There isn’t really any such thing as a “spoiler” in a well-known story, but you might want to read this post after you see the show, so that its impact isn’t diminished by anticipation.
If you know the play well, or have seen other productions, you will certainly notice a couple of things missing or changed in our version–over and above the material cut according to the criteria given in Dramaturgy part 1.
- Shakespeare calls for a “Chorus” to speak the opening speech. But he abandons that convention after the first act and Chorus disappears. With another tip of the hat to Larry Life’s 1976 production, I severely edited the prologue and gave the lines to Friar Lawrence, who also ends the play. (The final quatrain in Shakespeare’s version is spoken by the Prince. But I find it more emotionally satisfying coming from the Friar.)

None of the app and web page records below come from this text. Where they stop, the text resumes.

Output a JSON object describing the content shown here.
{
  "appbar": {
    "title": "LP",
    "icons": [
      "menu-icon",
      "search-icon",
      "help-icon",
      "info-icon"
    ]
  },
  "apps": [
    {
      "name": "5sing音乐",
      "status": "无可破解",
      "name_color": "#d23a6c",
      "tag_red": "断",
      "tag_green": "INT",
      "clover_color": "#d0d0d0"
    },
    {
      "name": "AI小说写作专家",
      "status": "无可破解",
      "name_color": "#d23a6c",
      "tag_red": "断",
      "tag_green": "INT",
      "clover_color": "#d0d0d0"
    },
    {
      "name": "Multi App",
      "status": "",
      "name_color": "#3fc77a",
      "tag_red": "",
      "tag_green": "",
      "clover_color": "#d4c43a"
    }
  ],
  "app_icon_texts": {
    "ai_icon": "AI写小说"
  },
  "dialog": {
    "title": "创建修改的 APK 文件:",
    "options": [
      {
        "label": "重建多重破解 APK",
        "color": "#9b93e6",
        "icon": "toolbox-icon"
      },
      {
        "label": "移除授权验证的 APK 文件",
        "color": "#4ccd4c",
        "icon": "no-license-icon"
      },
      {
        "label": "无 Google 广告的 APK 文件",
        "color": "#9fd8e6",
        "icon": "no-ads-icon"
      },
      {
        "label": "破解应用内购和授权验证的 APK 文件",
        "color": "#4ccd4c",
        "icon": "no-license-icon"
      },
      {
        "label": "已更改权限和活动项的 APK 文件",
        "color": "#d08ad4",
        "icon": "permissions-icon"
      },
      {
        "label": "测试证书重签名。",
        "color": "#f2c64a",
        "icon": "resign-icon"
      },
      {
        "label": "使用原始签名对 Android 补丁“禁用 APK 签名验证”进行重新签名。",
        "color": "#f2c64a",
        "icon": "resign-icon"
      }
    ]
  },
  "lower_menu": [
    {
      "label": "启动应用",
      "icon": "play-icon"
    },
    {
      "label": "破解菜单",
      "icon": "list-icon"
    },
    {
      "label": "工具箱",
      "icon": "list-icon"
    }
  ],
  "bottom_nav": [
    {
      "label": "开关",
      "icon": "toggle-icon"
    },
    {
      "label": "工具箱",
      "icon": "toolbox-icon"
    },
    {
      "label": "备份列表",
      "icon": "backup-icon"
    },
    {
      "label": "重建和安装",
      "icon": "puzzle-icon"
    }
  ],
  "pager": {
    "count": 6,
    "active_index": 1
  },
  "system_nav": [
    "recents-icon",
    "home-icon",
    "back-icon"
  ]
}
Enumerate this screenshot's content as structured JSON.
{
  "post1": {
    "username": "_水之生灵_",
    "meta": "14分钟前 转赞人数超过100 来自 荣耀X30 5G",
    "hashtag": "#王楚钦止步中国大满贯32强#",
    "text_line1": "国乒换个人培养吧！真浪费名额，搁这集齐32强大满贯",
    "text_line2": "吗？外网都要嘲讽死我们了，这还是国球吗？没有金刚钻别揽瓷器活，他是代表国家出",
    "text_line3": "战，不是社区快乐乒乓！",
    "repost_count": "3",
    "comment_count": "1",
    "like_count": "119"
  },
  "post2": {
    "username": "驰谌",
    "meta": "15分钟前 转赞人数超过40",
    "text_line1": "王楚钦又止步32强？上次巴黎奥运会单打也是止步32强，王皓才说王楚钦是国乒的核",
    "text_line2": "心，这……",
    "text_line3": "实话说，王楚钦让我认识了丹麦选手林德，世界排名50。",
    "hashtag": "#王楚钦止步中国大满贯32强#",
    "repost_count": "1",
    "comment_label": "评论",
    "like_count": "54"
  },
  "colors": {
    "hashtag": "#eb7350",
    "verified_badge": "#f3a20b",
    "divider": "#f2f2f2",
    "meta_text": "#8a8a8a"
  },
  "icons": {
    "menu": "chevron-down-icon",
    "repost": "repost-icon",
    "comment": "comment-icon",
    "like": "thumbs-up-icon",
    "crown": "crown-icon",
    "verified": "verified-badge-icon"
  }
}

2. The Capulet servant in Act I, Scene 1 is supposed to be called Samson. But he (and Gregory) disappear, never to be seen again. However, Peter has a recurring small role as the clownish, illiterate servant, following the Nurse around, delivering invitations for Capulet, etc. And in the scene in which Mercutio teases the Nurse, Peter protests that he is always ready to fight “if the law be on my side”…which was a primary concern for the servant in Scene 1. Convinced therefore, that Samson is actually Peter, I made the change.
3. Regarding swords: renting swords was remarkably easy–especially because our friends at Fire & Light had just done The Three Musketeers and had exactly what we needed! We transferred their rental agreement with weaponsofchoice.com to afO. However, sword sheaths are very tricky to fit and expensive to rent. We ended up just having the actors tuck their swords into belts. This is fine as long as the actor can keep a hand on the hilt in order to keep the sword from sticking out behind and potentially stabbing an audience member. Therefore, though most actors should have been carrying weapons most of the time, we limited to absolute need.
I did not want Romeo carrying a sword at his wedding. He goes directly from there to the fight with Tybalt, so we solved it this way: When Tybalt says “Turn and draw!” Romeo involuntarily reaches for his sword and realizes he doesn’t have it. Tybalt gestures to his page who immediately turns over his own sword. Tybalt offers it to Romeo, and as Romeo says his line refusing to fight, he is also gently pushing the hilt of the sword back toward Tybalt. This served to underscore Romeo’s absolute refusal to fight the man who just became “family” (unbeknownst to Tybalt!).
4. Two scenes in Act V are combined: the scene where Balthasar tells Romeo that Juliet is dead, and the following, where Friar John informs Friar Lawrence that he was unable to deliver a letter to Romeo. By intercutting the two scenes several times, we get a stronger sense of the missed communication and the urgency in both places.
5. In the original play, Paris dies. Yes indeed, he does. Mourning at Juliet’s tomb, he intercepts Romeo. Romeo, intent on killing himself next to Juliet’s body, is not going to be thwarted–he warns Paris that he is a desperate man, Paris won’t back down and let him go into the monument, Romeo draws his sword, they fight and Paris is quickly killed. this not only necessitates another dead body onstage to the end of the play, but it casts Romeo in such a negative light. I felt it was one improbable thing too many for a contemporary audience to swallow, so that moment is cut entirely. [This actually necessitated writing several lines of pentameter for Balthasar to bridge the gap! I wonder if anyone spotted them…]
6. Lady Montague dies. I sometimes think Shakespeare had a quota to reach in order to achieve an acceptable tragedy. I can hear his fellow Kings’ Men saying, “Will, the body count is too low.” On the other hand, this particular death may be because the boy actor didn’t want to get back into drag for one lousy scene (or because he was also playing a member of the Watch). Lady Montague is supposed to die offstage of a broken heart because Romeo is exiled. The actress already has so little to do, I felt it was kinder–as well as more dramatically satisfying–to allow her to grieve at the end, and be part of the reconciliation which is portrayed wordlessly (see below).
7. The original ending includes speeches by both fathers about the statues they will raise to the memory of the dead young people. This has been cut in favor of a wordless epilogue in which reconciliation is begun between the sets of parents. The final section of the epilogue, when all the members of the two houses are intermingled around the dead couple, grew out of my settled desire not to have two corpses have to scramble to their feet in the dark and get offstage before a curtain call. By having the whole cast onstage at the end, we could do something much quicker and simpler (not to mention safer!).
Since we had created house “capes” for everyone for the Prologue pantomime, it seemed right and balanced to bring them back at the end. Having the houses come from opposite sides, as at the beginning, and circle around the bodies, but then begin to merge so that they ended up alternating colors in a ring, worked even better than I’d hoped–once we figured out exactly how to make it come out even every time. One of my favorite moments is when the whole company kneels around the bodies right on the last bar of the music.